The rustic but completely charming lodge set harborside at Bocas del Toro's Ancon Field Station (011-507/757-9226; www.ecopanama.com; $80 per person daily, including meals) is being renovated to install private baths in all upstairs rooms and add a new wing, for a total of 17 rooms. The downstairs dining dock has been converted into a full-service restaurant.
Gamboa Rainforest Resort (Canal area; 877/800-1690 or 011-507/314-9000; www.gamboaresort.com; villas from $200) has just opened as the Panama Canal's first destination resort, with 48 comfortable plantation-style one- and two-bedroom villas that originally housed canal administrators and their families from the 1930's to the 80's. There are extensive grounds and lots of activities: an aerial tram that runs above the rain forest, a butterfly aviary, turtle and iguana nesting areas, and botanical gardens. A 107-room hotel opened last June.
Hotel Los Quetzales (Guadalupe; 800/383-2107 or 011-507/771-2291; www.losquetzales.com; rooms from $44, chalets from $66) is one of the only eco-hotels in Panama or Costa Rica with accommodations inside a national park. Set in a highland cloud forest 6,800 feet above sea level, it's a birder's paradise. While our visit was uneven at best, we met other guests who were delighted with the setup. Five new luxury suites are due to open in December. With its unmatched rain-forest location, this is one to watch.
BEST FAMILY TOUR OPERATOR Costa Rica Expeditions (San José; 011-506/257-0766; www.costaricaexpeditions.com) pioneered the concept of ecotourism in Costa Rica. The guides are highly qualified, and the staff will help your family choose from an enormous range of possible touring combinations.
WHERE TO STAY
Lapa Ríos(Puerto Jiménez; 011-506/735-5130; from $151 per person daily) is a luxurious hideaway high above the sea, in a private 1,000-acre nature preserve near Corcovado National Park. It has 14 lovely thatched-roof bungalows, a swimming pool, rain-forest walks, and kayaking expeditions.
Finca Rosa Blanca Country Inn (near Santa Bárbara de Heredia; 011-506/269-9392; family of four from $245) is an estate-turned-inn with a pool on a green hillside. Located just outside San José, the house was built by an American family.
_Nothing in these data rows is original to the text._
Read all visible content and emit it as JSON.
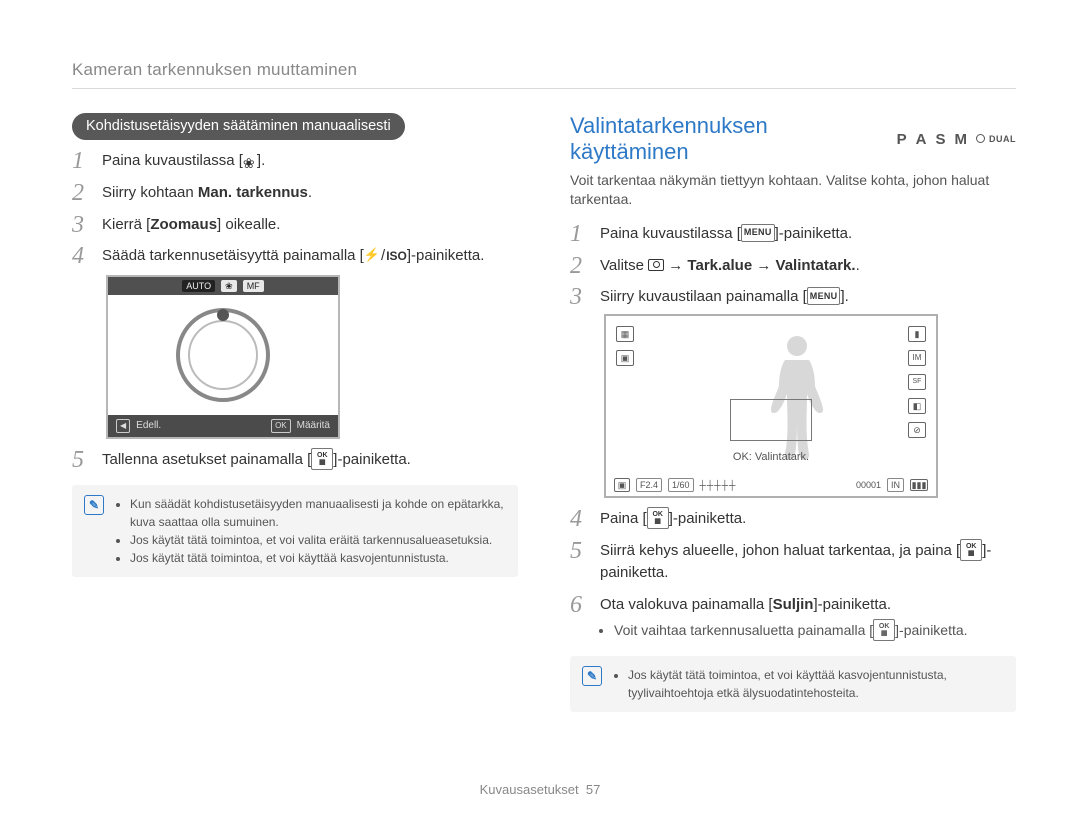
{
  "breadcrumb": "Kameran tarkennuksen muuttaminen",
  "left": {
    "pill": "Kohdistusetäisyyden säätäminen manuaalisesti",
    "steps": {
      "1": "Paina kuvaustilassa [",
      "1_end": "].",
      "2_a": "Siirry kohtaan ",
      "2_b": "Man. tarkennus",
      "2_c": ".",
      "3_a": "Kierrä [",
      "3_b": "Zoomaus",
      "3_c": "] oikealle.",
      "4_a": "Säädä tarkennusetäisyyttä painamalla [",
      "4_iso": "ISO",
      "4_b": "]-painiketta.",
      "5_a": "Tallenna asetukset painamalla [",
      "5_b": "]-painiketta."
    },
    "lcd": {
      "chip_auto": "AUTO",
      "chip_mf": "MF",
      "edell": "Edell.",
      "ok": "OK",
      "maarita": "Määritä"
    },
    "notes": [
      "Kun säädät kohdistusetäisyyden manuaalisesti ja kohde on epätarkka, kuva saattaa olla sumuinen.",
      "Jos käytät tätä toimintoa, et voi valita eräitä tarkennusalueasetuksia.",
      "Jos käytät tätä toimintoa, et voi käyttää kasvojentunnistusta."
    ]
  },
  "right": {
    "title": "Valintatarkennuksen käyttäminen",
    "modes": {
      "p": "P",
      "a": "A",
      "s": "S",
      "m": "M",
      "dual": "DUAL"
    },
    "intro": "Voit tarkentaa näkymän tiettyyn kohtaan. Valitse kohta, johon haluat tarkentaa.",
    "steps": {
      "1_a": "Paina kuvaustilassa [",
      "1_menu": "MENU",
      "1_b": "]-painiketta.",
      "2_a": "Valitse ",
      "2_b": " → ",
      "2_c": "Tark.alue",
      "2_d": " → ",
      "2_e": "Valintatark.",
      "2_f": ".",
      "3_a": "Siirry kuvaustilaan painamalla [",
      "3_menu": "MENU",
      "3_b": "].",
      "4_a": "Paina [",
      "4_b": "]-painiketta.",
      "5_a": "Siirrä kehys alueelle, johon haluat tarkentaa, ja paina [",
      "5_b": "]-painiketta.",
      "6_a": "Ota valokuva painamalla [",
      "6_b": "Suljin",
      "6_c": "]-painiketta.",
      "6_sub": "Voit vaihtaa tarkennusaluetta painamalla [",
      "6_sub_end": "]-painiketta."
    },
    "preview": {
      "okline": "OK: Valintatark.",
      "f": "F2.4",
      "sh": "1/60",
      "count": "00001",
      "mem": "IN"
    },
    "notes": [
      "Jos käytät tätä toimintoa, et voi käyttää kasvojentunnistusta, tyylivaihtoehtoja etkä älysuodatintehosteita."
    ]
  },
  "footer": {
    "section": "Kuvausasetukset",
    "page": "57"
  }
}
Informal enough for well-behaved kids.
Capitán Suizo (Tamarindo; 800/948-3770 or 011-506/653-0075; family of four from $130), a 30-room resort, has it all: pretty bungalows as close to the beach as you can get, a pool with a rope swing, landscaped gardens, and a restaurant that welcomes children.
BEST FAMILY TRIP Wildland Adventures sets up itineraries ($1,795 per adult, $1,195 per child) that incorporate Mayan ruins at Tikal (in Guatemala), the jungle, and plenty of beach time along the Caribbean.
WHERE TO STAY
A small Caribbean resort on the sea, Green Parrot Beach Houses (Placencia; 011-501/63-7009; beach houses from $105 per day) has a friendly, gracious staff. Its quiet cabanas and beach houses that give families privacy.
Macal River Jungle Camp (near San Ignácio, Cayo; 011-501/92-2037,fax 011-501/92-2501; from $42 per person), An intimate camp of 10 recently built bungalows on the banks of the Macal River, near the ancient Mayan ruins of Tipu and Xunantunich. Offers swimming, canoeing, horseback riding, and mountain biking.
SIDE TRIP: THE SAN BLÁS ISLANDS
The approximately 350 San Blás islands are scattered along the northeast coast of Panama in the Caribbean Sea. A two-night visit—arranged by either Wildland Adventures (www.wildland.com) or ancon Expeditions of Panama (www.anconexpeditions.com)—is not for everyone, but it's a fascinating side-trip for capable kids and adventurous adults. These small islands are home to the Kuna Indians. You'll stay at Dolphin Island Lodge, owned and operated by a Kuna family, and travel by dugout canoe to the neighboring island of Achutupu. Kunas are fiercely independent and determined to protect their heritage. Kids might just join the cause after visiting the communal houses of Kuna chiefs.